People fleeing war and seeking safety in the UK are forced to live on £8.24 a week under government support allowances. Amid a cost of living crisis, and what will be the longest recession this country has ever faced, people in our communities are struggling to feed their families. In some areas of the country, those seeking refuge are having to choose between a bus ticket, non-prescription medicine, baby supplies and food.
The UK pledged to resettle 20,000 Syrians by 2020 through the Vulnerable Persons Resettlement Scheme. By June 2019, 17,051 Syrian refugees had come to the UK through this scheme. By the end of 2018 there were 6.7 million Syrian refugees worldwide. Around 4.6 million are currently being hosted by just two countries – Turkey and Lebanon.
Under section 95 of the Immigration and Asylum Act 1999, those seeking asylum should receive £39.63 per week; however, those placed in hotel accommodation are not eligible for that amount.
Living on £8.24 a week
The Scottish Refugee Council has reported that people placed in hotels are receiving even less – just £8.24 a week to cover transport, clothing, non-prescription medicine and other essentials such as supplies for children and babies.
A return bus ticket to attend a crucial Home Office appointment costs £4.90 in Glasgow – over half of this weekly allowance.
— Scottish Refugee Council 🧡 (@scotrefcouncil) October 6, 2022
SFC pointed out that a return bus ticket to attend a crucial Home Office appointment in the Glasgow area would cost approximately £4.90 – over half of some people’s weekly allowance.
Further research from the charity Asylum Matters found that 95% of people they interviewed who were awaiting a decision about their case, said they could not afford to use public transport.
One person told Asylum Matters:“This [bill] is the most high one, I sometimes walk 10k just to go somewhere I need to and I set off so early just to go to shop or to the doctors. I cannot get any public transport, it is too much.”
Another told Asylum Matters that they were having to choose between feeding their family and buying medication: ”It is very expensive – last time I went to pharmacy to get medication I couldn’t afford it as I would not have been able to afford food for the week if I did.”
£39.63 per week is not enough, let alone £8.24
Amid a cost of living crisis, rising inflation and what the Bank of England is calling the longest recession the UK has ever faced, people in our communities are struggling to buy the basics. In today’s climate, against a background of inflation, £8.24 wouldn’t buy a winter coat, a new pair of shoes, a week’s supply of flu medicine, nappies or baby food.

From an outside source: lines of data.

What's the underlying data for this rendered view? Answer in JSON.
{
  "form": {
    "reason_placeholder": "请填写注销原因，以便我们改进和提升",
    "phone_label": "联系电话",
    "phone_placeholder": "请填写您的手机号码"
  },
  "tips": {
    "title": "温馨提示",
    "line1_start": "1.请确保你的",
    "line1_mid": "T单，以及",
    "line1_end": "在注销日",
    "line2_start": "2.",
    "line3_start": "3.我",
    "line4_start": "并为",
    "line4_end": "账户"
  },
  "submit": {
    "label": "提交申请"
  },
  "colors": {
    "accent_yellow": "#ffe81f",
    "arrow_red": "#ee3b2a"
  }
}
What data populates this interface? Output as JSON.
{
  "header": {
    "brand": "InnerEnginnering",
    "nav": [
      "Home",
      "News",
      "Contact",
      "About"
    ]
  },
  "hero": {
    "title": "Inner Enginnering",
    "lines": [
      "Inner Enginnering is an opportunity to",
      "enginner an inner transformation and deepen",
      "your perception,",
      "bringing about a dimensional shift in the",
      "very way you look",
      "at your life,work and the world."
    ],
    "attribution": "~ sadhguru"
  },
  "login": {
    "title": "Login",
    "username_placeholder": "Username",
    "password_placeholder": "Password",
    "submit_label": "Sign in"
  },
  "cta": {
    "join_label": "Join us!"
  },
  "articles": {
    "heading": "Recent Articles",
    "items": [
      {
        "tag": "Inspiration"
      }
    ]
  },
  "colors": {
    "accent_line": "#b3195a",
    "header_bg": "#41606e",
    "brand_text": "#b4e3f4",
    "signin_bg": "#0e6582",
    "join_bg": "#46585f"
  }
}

In 2021, a journalist in Buckinghamshire, Samantha King, tried to live on £39.63 per week, which equates to less than £6 a day. However, by the end of the week, King reported losing weight as a result. She said she started panicking after some of the food she had bought went off and ended up spending £20 over the weekly allowance.
The High Court recently granted permission to proceed with a challenge to an undisclosed Home Office policy which states that asylum seekers can only be dispersed from temporary hotel accommodation on an “expedited” basis if there are “exceptional circumstances”.
The case was granted permission to proceed after a single mother of two was left destitute and denied baby food for her children while placed in hotel accommodation.
What happens to someone when they get refugee status?
When a person is given refugee status, they have just 28 days to find accommodation and apply for mainstream benefits before they are evicted from asylum accommodation. Many refugees become homeless at this stage. This is a huge upheaval and causes many complex ongoing issues – especially as so many have been in the asylum system for months or even years.
The right to work
It is illegal for asylum seekers to work under UK law, however the majority of the public support lifting the ban, to enable people seeking asylum the right to work. In March 2022, YouGov polling found that 81% of the public support the right to work for people seeking asylum in the UK.
The charity Refugee Action said: “It’s not just nonsensical, the ban is harmful to everyone involved. It takes the toughest toll on people seeking asylum, but the UK economy also misses out on tax revenue and much-needed specialists by leaving people frozen in poverty. The time has come to lift the ban.”
City of Sanctuary, a community organisation working to build a more welcoming UK, said: “Allowing people seeking asylum the right to work is just common sense. Everyone knows it, now this government needs to do the right thing.”